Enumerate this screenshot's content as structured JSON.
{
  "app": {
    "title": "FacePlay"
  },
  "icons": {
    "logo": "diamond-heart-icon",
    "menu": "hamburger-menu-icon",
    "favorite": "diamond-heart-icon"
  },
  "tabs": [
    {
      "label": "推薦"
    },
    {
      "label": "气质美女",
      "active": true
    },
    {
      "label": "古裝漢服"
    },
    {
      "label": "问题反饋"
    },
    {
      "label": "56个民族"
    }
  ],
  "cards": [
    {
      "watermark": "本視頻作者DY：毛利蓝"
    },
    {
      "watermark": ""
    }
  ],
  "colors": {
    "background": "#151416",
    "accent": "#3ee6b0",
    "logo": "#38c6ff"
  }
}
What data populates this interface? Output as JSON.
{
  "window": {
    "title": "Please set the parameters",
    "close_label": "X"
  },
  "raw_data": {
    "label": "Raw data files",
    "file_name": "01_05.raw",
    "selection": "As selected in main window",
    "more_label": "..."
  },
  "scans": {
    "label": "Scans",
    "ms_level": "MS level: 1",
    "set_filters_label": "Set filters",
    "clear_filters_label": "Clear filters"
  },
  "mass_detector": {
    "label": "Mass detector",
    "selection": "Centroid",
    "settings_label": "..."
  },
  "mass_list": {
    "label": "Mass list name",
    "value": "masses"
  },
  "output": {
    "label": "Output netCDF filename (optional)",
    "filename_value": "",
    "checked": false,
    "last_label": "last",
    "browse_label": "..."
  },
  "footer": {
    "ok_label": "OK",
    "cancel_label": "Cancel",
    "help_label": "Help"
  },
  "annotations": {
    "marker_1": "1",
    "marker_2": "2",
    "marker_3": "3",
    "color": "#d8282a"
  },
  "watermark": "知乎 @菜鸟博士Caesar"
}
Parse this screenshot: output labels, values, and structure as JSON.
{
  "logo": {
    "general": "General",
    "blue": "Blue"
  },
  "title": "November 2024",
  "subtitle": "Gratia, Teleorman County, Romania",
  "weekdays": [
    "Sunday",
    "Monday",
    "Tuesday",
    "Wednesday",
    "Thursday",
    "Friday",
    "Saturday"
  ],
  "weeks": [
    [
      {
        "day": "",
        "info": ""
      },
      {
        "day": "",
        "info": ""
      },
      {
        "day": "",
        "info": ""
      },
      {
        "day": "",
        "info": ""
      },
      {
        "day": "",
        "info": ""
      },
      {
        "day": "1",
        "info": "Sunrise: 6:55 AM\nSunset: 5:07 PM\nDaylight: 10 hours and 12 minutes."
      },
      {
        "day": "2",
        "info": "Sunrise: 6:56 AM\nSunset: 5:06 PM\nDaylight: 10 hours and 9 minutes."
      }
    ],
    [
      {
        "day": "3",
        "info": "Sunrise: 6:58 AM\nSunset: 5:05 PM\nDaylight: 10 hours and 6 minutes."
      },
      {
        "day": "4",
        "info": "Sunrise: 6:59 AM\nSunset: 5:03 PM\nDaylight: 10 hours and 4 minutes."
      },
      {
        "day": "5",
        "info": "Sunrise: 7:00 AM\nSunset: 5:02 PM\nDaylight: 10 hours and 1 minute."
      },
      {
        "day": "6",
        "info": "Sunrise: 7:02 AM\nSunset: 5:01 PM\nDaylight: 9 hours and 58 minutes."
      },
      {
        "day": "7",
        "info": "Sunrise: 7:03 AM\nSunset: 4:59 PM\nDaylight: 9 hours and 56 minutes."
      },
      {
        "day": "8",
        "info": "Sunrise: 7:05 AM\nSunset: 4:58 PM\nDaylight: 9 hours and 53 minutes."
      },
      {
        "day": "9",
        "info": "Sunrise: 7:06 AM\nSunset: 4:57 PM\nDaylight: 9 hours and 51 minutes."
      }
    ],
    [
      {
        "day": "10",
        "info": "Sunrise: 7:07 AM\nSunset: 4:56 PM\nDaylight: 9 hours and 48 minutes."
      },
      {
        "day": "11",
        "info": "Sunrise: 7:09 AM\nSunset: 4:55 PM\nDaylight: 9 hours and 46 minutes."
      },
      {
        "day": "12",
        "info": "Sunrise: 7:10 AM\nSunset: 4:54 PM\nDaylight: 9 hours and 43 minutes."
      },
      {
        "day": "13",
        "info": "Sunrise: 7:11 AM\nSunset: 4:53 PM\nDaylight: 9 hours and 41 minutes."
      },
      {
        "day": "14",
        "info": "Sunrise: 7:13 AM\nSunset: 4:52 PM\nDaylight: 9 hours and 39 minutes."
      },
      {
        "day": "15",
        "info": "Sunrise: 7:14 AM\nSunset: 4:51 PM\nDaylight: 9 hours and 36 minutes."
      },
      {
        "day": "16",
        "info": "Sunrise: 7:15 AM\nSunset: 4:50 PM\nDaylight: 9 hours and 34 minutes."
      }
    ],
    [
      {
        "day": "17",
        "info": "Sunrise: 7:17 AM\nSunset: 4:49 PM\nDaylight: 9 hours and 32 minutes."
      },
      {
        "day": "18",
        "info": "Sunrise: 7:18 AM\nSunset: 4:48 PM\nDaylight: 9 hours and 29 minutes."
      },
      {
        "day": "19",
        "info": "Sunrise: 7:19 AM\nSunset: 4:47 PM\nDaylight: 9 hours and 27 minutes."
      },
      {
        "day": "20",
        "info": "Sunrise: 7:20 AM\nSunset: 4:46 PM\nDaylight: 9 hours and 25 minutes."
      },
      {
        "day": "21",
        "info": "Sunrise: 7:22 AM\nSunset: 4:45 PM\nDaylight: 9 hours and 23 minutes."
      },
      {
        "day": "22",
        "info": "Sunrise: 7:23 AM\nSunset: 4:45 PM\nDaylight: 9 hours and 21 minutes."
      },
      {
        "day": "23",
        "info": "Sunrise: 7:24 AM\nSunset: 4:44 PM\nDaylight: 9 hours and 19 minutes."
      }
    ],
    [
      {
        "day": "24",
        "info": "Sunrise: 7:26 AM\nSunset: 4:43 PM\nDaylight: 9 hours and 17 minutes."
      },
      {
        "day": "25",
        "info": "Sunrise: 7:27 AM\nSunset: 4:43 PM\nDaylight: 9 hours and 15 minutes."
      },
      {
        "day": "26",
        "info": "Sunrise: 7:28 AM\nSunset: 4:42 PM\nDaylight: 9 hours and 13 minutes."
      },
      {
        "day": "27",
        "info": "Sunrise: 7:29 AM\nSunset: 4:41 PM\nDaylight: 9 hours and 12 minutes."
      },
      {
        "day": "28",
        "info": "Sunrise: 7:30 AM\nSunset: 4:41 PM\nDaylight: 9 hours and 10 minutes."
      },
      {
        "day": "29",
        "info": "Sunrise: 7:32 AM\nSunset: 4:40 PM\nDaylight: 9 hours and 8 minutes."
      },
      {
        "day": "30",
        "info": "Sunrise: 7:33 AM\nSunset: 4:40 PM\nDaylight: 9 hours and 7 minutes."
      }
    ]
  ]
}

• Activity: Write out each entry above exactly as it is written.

• Task response:
Enumerate this screenshot's content as structured JSON.
{
  "app": {
    "title": "FacePlay"
  },
  "icons": {
    "logo": "diamond-heart-icon",
    "menu": "hamburger-menu-icon",
    "favorite": "diamond-heart-icon"
  },
  "tabs": [
    {
      "label": "推薦"
    },
    {
      "label": "气质美女",
      "active": true
    },
    {
      "label": "古裝漢服"
    },
    {
      "label": "问题反饋"
    },
    {
      "label": "56个民族"
    }
  ],
  "cards": [
    {
      "watermark": "本視頻作者DY：毛利蓝"
    },
    {
      "watermark": ""
    }
  ],
  "colors": {
    "background": "#151416",
    "accent": "#3ee6b0",
    "logo": "#38c6ff"
  }
}
What data populates this interface? Output as JSON.
{
  "window": {
    "title": "Please set the parameters",
    "close_label": "X"
  },
  "raw_data": {
    "label": "Raw data files",
    "file_name": "01_05.raw",
    "selection": "As selected in main window",
    "more_label": "..."
  },
  "scans": {
    "label": "Scans",
    "ms_level": "MS level: 1",
    "set_filters_label": "Set filters",
    "clear_filters_label": "Clear filters"
  },
  "mass_detector": {
    "label": "Mass detector",
    "selection": "Centroid",
    "settings_label": "..."
  },
  "mass_list": {
    "label": "Mass list name",
    "value": "masses"
  },
  "output": {
    "label": "Output netCDF filename (optional)",
    "filename_value": "",
    "checked": false,
    "last_label": "last",
    "browse_label": "..."
  },
  "footer": {
    "ok_label": "OK",
    "cancel_label": "Cancel",
    "help_label": "Help"
  },
  "annotations": {
    "marker_1": "1",
    "marker_2": "2",
    "marker_3": "3",
    "color": "#d8282a"
  },
  "watermark": "知乎 @菜鸟博士Caesar"
}
Parse this screenshot: output labels, values, and structure as JSON.
{
  "logo": {
    "general": "General",
    "blue": "Blue"
  },
  "title": "November 2024",
  "subtitle": "Gratia, Teleorman County, Romania",
  "weekdays": [
    "Sunday",
    "Monday",
    "Tuesday",
    "Wednesday",
    "Thursday",
    "Friday",
    "Saturday"
  ],
  "weeks": [
    [
      {
        "day": "",
        "info": ""
      },
      {
        "day": "",
        "info": ""
      },
      {
        "day": "",
        "info": ""
      },
      {
        "day": "",
        "info": ""
      },
      {
        "day": "",
        "info": ""
      },
      {
        "day": "1",
        "info": "Sunrise: 6:55 AM\nSunset: 5:07 PM\nDaylight: 10 hours and 12 minutes."
      },
      {
        "day": "2",
        "info": "Sunrise: 6:56 AM\nSunset: 5:06 PM\nDaylight: 10 hours and 9 minutes."
      }
    ],
    [
      {
        "day": "3",
        "info": "Sunrise: 6:58 AM\nSunset: 5:05 PM\nDaylight: 10 hours and 6 minutes."
      },
      {
        "day": "4",
        "info": "Sunrise: 6:59 AM\nSunset: 5:03 PM\nDaylight: 10 hours and 4 minutes."
      },
      {
        "day": "5",
        "info": "Sunrise: 7:00 AM\nSunset: 5:02 PM\nDaylight: 10 hours and 1 minute."
      },
      {
        "day": "6",
        "info": "Sunrise: 7:02 AM\nSunset: 5:01 PM\nDaylight: 9 hours and 58 minutes."
      },
      {
        "day": "7",
        "info": "Sunrise: 7:03 AM\nSunset: 4:59 PM\nDaylight: 9 hours and 56 minutes."
      },
      {
        "day": "8",
        "info": "Sunrise: 7:05 AM\nSunset: 4:58 PM\nDaylight: 9 hours and 53 minutes."
      },
      {
        "day": "9",
        "info": "Sunrise: 7:06 AM\nSunset: 4:57 PM\nDaylight: 9 hours and 51 minutes."
      }
    ],
    [
      {
        "day": "10",
        "info": "Sunrise: 7:07 AM\nSunset: 4:56 PM\nDaylight: 9 hours and 48 minutes."
      },
      {
        "day": "11",
        "info": "Sunrise: 7:09 AM\nSunset: 4:55 PM\nDaylight: 9 hours and 46 minutes."
      },
      {
        "day": "12",
        "info": "Sunrise: 7:10 AM\nSunset: 4:54 PM\nDaylight: 9 hours and 43 minutes."
      },
      {
        "day": "13",
        "info": "Sunrise: 7:11 AM\nSunset: 4:53 PM\nDaylight: 9 hours and 41 minutes."
      },
      {
        "day": "14",
        "info": "Sunrise: 7:13 AM\nSunset: 4:52 PM\nDaylight: 9 hours and 39 minutes."
      },
      {
        "day": "15",
        "info": "Sunrise: 7:14 AM\nSunset: 4:51 PM\nDaylight: 9 hours and 36 minutes."
      },
      {
        "day": "16",
        "info": "Sunrise: 7:15 AM\nSunset: 4:50 PM\nDaylight: 9 hours and 34 minutes."
      }
    ],
    [
      {
        "day": "17",
        "info": "Sunrise: 7:17 AM\nSunset: 4:49 PM\nDaylight: 9 hours and 32 minutes."
      },
      {
        "day": "18",
        "info": "Sunrise: 7:18 AM\nSunset: 4:48 PM\nDaylight: 9 hours and 29 minutes."
      },
      {
        "day": "19",
        "info": "Sunrise: 7:19 AM\nSunset: 4:47 PM\nDaylight: 9 hours and 27 minutes."
      },
      {
        "day": "20",
        "info": "Sunrise: 7:20 AM\nSunset: 4:46 PM\nDaylight: 9 hours and 25 minutes."
      },
      {
        "day": "21",
        "info": "Sunrise: 7:22 AM\nSunset: 4:45 PM\nDaylight: 9 hours and 23 minutes."
      },
      {
        "day": "22",
        "info": "Sunrise: 7:23 AM\nSunset: 4:45 PM\nDaylight: 9 hours and 21 minutes."
      },
      {
        "day": "23",
        "info": "Sunrise: 7:24 AM\nSunset: 4:44 PM\nDaylight: 9 hours and 19 minutes."
      }
    ],
    [
      {
        "day": "24",
        "info": "Sunrise: 7:26 AM\nSunset: 4:43 PM\nDaylight: 9 hours and 17 minutes."
      },
      {
        "day": "25",
        "info": "Sunrise: 7:27 AM\nSunset: 4:43 PM\nDaylight: 9 hours and 15 minutes."
      },
      {
        "day": "26",
        "info": "Sunrise: 7:28 AM\nSunset: 4:42 PM\nDaylight: 9 hours and 13 minutes."
      },
      {
        "day": "27",
        "info": "Sunrise: 7:29 AM\nSunset: 4:41 PM\nDaylight: 9 hours and 12 minutes."
      },
      {
        "day": "28",
        "info": "Sunrise: 7:30 AM\nSunset: 4:41 PM\nDaylight: 9 hours and 10 minutes."
      },
      {
        "day": "29",
        "info": "Sunrise: 7:32 AM\nSunset: 4:40 PM\nDaylight: 9 hours and 8 minutes."
      },
      {
        "day": "30",
        "info": "Sunrise: 7:33 AM\nSunset: 4:40 PM\nDaylight: 9 hours and 7 minutes."
      }
    ]
  ]
}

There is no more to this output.